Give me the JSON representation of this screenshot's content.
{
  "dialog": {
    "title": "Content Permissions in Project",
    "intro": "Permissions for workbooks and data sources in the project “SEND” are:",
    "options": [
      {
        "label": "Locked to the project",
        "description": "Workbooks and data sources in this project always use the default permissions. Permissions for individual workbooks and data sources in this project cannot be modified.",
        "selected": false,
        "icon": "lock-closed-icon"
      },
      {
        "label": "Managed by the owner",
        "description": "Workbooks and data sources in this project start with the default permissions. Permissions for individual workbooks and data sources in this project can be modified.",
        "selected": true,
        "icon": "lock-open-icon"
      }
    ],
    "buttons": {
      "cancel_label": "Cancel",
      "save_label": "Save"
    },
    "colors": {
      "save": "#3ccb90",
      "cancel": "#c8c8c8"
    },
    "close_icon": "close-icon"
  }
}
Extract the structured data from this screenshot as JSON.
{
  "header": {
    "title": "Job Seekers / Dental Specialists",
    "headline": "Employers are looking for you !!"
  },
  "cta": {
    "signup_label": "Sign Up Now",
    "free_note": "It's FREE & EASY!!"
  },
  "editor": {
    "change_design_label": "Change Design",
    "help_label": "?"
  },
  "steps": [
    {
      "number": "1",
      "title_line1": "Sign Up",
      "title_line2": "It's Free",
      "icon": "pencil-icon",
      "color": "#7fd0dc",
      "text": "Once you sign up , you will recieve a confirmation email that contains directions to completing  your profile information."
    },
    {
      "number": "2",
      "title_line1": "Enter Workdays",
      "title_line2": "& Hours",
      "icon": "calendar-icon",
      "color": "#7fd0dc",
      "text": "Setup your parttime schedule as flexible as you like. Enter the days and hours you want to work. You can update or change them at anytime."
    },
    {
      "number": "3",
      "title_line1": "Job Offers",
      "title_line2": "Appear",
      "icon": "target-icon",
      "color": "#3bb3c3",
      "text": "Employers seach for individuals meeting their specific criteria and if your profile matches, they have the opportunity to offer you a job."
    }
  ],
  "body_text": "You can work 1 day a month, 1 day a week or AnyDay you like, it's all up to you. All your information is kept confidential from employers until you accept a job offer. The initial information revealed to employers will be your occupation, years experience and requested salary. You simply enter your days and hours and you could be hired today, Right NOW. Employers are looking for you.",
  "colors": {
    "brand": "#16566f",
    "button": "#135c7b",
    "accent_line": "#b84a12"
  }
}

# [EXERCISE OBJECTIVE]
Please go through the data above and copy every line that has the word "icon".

# [RESULT OF THIS EXERCISE]
        "icon": "lock-closed-icon"
        "icon": "lock-open-icon"
    "close_icon": "close-icon"
      "icon": "pencil-icon",
      "icon": "calendar-icon",
      "icon": "target-icon",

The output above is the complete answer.